◆ DESCRIPTION OF THE TASK
Below is the data. Give it again, complete and exact.

◆ PROVIDED RECORDS
^^^^^^^^^^^^^^^^

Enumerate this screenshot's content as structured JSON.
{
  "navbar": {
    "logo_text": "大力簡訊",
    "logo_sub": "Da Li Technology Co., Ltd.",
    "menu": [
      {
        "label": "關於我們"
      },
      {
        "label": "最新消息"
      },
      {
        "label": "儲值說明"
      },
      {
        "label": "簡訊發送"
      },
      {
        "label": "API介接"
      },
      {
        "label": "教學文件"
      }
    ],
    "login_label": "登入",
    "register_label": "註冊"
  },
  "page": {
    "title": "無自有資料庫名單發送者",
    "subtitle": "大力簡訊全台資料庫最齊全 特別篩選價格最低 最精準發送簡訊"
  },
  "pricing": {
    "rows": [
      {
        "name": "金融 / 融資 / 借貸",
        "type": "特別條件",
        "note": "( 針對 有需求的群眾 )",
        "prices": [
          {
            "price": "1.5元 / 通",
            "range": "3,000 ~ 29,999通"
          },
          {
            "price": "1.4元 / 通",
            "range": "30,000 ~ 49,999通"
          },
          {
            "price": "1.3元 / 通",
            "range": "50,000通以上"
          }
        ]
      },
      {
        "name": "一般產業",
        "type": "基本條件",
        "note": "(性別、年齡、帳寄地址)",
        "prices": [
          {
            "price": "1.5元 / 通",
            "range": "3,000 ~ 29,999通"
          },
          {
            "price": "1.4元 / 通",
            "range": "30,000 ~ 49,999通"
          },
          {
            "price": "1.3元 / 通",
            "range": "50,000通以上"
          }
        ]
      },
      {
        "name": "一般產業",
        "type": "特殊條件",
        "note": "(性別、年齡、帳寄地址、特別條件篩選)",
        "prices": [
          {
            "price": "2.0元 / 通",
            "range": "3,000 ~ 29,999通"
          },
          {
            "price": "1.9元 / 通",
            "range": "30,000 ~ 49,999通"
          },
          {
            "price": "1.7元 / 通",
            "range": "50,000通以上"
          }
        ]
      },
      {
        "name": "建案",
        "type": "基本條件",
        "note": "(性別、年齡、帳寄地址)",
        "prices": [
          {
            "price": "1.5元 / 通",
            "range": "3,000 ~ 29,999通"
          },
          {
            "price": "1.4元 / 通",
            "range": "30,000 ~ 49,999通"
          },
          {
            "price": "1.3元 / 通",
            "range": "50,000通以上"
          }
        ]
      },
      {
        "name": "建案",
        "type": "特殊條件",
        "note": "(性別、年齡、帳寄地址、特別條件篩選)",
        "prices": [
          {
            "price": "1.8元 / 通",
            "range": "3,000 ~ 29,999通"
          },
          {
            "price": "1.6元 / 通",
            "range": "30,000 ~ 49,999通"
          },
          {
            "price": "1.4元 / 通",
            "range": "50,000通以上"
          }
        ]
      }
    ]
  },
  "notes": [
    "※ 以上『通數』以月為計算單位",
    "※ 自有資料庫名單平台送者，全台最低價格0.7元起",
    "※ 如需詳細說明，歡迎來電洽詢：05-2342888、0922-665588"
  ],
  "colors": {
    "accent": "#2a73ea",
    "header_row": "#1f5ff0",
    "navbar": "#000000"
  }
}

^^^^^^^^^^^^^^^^

◆ REPLY TO THE EXERCISE
Enumerate this screenshot's content as structured JSON.
{
  "navbar": {
    "logo_text": "大力簡訊",
    "logo_sub": "Da Li Technology Co., Ltd.",
    "menu": [
      {
        "label": "關於我們"
      },
      {
        "label": "最新消息"
      },
      {
        "label": "儲值說明"
      },
      {
        "label": "簡訊發送"
      },
      {
        "label": "API介接"
      },
      {
        "label": "教學文件"
      }
    ],
    "login_label": "登入",
    "register_label": "註冊"
  },
  "page": {
    "title": "無自有資料庫名單發送者",
    "subtitle": "大力簡訊全台資料庫最齊全 特別篩選價格最低 最精準發送簡訊"
  },
  "pricing": {
    "rows": [
      {
        "name": "金融 / 融資 / 借貸",
        "type": "特別條件",
        "note": "( 針對 有需求的群眾 )",
        "prices": [
          {
            "price": "1.5元 / 通",
            "range": "3,000 ~ 29,999通"
          },
          {
            "price": "1.4元 / 通",
            "range": "30,000 ~ 49,999通"
          },
          {
            "price": "1.3元 / 通",
            "range": "50,000通以上"
          }
        ]
      },
      {
        "name": "一般產業",
        "type": "基本條件",
        "note": "(性別、年齡、帳寄地址)",
        "prices": [
          {
            "price": "1.5元 / 通",
            "range": "3,000 ~ 29,999通"
          },
          {
            "price": "1.4元 / 通",
            "range": "30,000 ~ 49,999通"
          },
          {
            "price": "1.3元 / 通",
            "range": "50,000通以上"
          }
        ]
      },
      {
        "name": "一般產業",
        "type": "特殊條件",
        "note": "(性別、年齡、帳寄地址、特別條件篩選)",
        "prices": [
          {
            "price": "2.0元 / 通",
            "range": "3,000 ~ 29,999通"
          },
          {
            "price": "1.9元 / 通",
            "range": "30,000 ~ 49,999通"
          },
          {
            "price": "1.7元 / 通",
            "range": "50,000通以上"
          }
        ]
      },
      {
        "name": "建案",
        "type": "基本條件",
        "note": "(性別、年齡、帳寄地址)",
        "prices": [
          {
            "price": "1.5元 / 通",
            "range": "3,000 ~ 29,999通"
          },
          {
            "price": "1.4元 / 通",
            "range": "30,000 ~ 49,999通"
          },
          {
            "price": "1.3元 / 通",
            "range": "50,000通以上"
          }
        ]
      },
      {
        "name": "建案",
        "type": "特殊條件",
        "note": "(性別、年齡、帳寄地址、特別條件篩選)",
        "prices": [
          {
            "price": "1.8元 / 通",
            "range": "3,000 ~ 29,999通"
          },
          {
            "price": "1.6元 / 通",
            "range": "30,000 ~ 49,999通"
          },
          {
            "price": "1.4元 / 通",
            "range": "50,000通以上"
          }
        ]
      }
    ]
  },
  "notes": [
    "※ 以上『通數』以月為計算單位",
    "※ 自有資料庫名單平台送者，全台最低價格0.7元起",
    "※ 如需詳細說明，歡迎來電洽詢：05-2342888、0922-665588"
  ],
  "colors": {
    "accent": "#2a73ea",
    "header_row": "#1f5ff0",
    "navbar": "#000000"
  }
}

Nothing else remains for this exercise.